Chapter 3 continues

The story so far: The women teachers show Allen their idea of a good time.

The ladies finished the pitcher of beer before he had drunk a glass. Gladys Laandsverk went up to the bar for a refill and spilled a little on the table. She wiped it up with her sleeve.

"Why didn't you talk to him?" Phyllis Clark asked.


"The guy in the baseball cap."

"He's not my type."

"Who's your type?"

"I wouldn't turn down Humphrey Bogart."

They all laughed. "Listen," Phyllis Clark said, "there's a really gorgeous guy in the school this year. A student, I mean, if you can believe it. He looks like a movie star, except he's a real man. You'd think he was 25 instead of 17. I think his name's Leo something or other. Stands head and shoulders above all the other guys. He's a man, if I ever saw one."

"Maybe you never saw one," Pauline screamed, as if it were very funny.

"He's probably a dummy," Patty said. "Probably keeps flunking study hall every year."

Allen protested. "He's in my second hour class. His name's Leo March. He's really very smart. I don't know where he comes from, but he's much more sophisticated than the other students. He's done much more reading than they have."

"Comic books?"

"Serious writers."

Pauline Lund guffawed.

"Is he on the basketball team?" Gladys asked.

"I don't think so," Allen said.

"If he's so big, why not?"

Allen said that Leo was probably more interested in other things. Like what, they wanted to know. Cars? Hunting? Girls? Allen suggested that, from what the young man had said in class, he appeared to be interested in books. And in writing.

For a moment nobody said anything. Then they laughed hilariously.

"It sounds like our new English teacher is a bit infatuated," Pauline said.

Allen managed to laugh too. "Not at all. I'm just happy to have him in my class."

"I'd be happy to have him in my class too. The guy's awesome. Just look at his eyes sometime."

"I'd be happy not to have anybody in my class."

"You said it, Phyllis. Every year I ask myself why I came back."

"Magnuson probably wonders the same thing."

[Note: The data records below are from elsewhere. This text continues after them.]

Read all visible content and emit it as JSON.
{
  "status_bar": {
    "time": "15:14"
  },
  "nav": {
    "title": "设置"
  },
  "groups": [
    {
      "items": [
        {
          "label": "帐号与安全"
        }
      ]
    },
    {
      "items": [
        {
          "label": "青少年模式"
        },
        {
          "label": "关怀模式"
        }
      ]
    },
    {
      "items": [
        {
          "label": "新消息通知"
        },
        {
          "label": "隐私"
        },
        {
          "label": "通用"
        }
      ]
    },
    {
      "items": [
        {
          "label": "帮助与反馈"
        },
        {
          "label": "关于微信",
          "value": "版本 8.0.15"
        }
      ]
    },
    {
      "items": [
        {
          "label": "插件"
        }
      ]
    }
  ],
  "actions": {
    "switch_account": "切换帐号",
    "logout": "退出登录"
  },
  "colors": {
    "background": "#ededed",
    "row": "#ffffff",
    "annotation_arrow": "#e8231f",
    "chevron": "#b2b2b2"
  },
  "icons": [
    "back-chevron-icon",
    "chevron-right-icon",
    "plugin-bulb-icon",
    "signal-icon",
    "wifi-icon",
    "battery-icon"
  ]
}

"This Leo guy," Phyllis said, "I forgot to tell you — he's got the most marvelous little curve in his lip you ever saw."

Allen had noticed it too. "It's like a slice of lime in a margarita," he said, thinking he was being clever. Never in his life had he drunk a margarita, but he had read about them in short stories and novels.

They all looked at him blankly.

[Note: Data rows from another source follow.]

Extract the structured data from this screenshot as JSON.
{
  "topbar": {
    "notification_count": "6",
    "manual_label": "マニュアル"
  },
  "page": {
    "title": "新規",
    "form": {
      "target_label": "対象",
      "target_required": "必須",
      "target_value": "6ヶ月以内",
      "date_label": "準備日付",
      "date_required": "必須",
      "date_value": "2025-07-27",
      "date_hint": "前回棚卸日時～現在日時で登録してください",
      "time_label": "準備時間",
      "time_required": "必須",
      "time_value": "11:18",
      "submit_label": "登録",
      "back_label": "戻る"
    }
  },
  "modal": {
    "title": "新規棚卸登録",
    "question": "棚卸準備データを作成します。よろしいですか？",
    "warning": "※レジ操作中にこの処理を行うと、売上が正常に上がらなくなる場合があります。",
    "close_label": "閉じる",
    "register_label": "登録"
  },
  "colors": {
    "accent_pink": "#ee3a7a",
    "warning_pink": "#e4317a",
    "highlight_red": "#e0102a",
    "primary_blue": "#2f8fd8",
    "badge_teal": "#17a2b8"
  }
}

"Absolutely," Phyllis Clark said.

When Allen's glass was finally empty, Gladys Laandsverk lifted the pitcher toward him. "Have another brew," she said.

Allen shook his head. He got up and escaped to the men's room, taking his glass with him. When he came out he saw that Phyllis was still at the bar with a full pitcher, talking to the man in the baseball cap. He waited until she had returned to the others, then asked the bartender for a glass of 7-Up. He'd never drunk two glasses of beer back-to-back.

From what the ladies were saying when he returned to the booth, he gathered that the man in the baseball cap was the science teacher at a little town not far away. It appeared to disgust them. "Another teacher, for Christ's sake," Pauline said. "My God, don't we see enough of them every day? Men, I mean. Sorry, Allen." She slugged some more beer. "I mean, haven't they got anything better to do than take our jobs? Are the construction jobs all gone? Isn't there any more room in the Army? Aren't they needed someplace else, like at the North Pole?"

Allen raised his glass to her. "Here's to you," he said, good-naturedly.

"You bet."

"Have another brew," Gladys said.

He sat with them for another half hour, during which time all the men at the bar left, except the old man with the dirty beard. The bartender leaned on the bar and looked at them skeptically. He turned on a radio.

One by one, the women had to get up and go to the ladies' room. He waited, managing a little feeble conversation with the others in the meantime. When they went out to the car at last, Allen took a deep breath of fresh air and looked down Main Street, all the shops dark and silent, like stones in a cemetery. He asked Pauline if she wanted him to drive.

She shook her head decisively. "I handle the wheel myself, Buddy" she said. "Sit back and enjoy it."

Tomorrow: Chapter 3 continues.